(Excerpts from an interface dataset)
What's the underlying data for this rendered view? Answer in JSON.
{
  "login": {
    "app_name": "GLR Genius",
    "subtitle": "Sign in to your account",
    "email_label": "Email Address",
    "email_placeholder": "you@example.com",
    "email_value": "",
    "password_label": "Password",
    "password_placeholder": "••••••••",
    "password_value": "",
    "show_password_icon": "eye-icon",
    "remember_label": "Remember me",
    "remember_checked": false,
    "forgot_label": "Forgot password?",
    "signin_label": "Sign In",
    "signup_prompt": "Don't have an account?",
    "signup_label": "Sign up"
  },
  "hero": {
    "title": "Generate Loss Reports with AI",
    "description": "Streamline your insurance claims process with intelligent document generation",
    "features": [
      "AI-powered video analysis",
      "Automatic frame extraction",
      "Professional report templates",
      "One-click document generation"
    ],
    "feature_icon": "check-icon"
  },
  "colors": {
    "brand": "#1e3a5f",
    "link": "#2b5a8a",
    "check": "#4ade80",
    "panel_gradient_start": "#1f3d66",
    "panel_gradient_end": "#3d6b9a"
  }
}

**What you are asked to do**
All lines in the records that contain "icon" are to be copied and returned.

**Your solution**
    "show_password_icon": "eye-icon",
    "feature_icon": "check-icon"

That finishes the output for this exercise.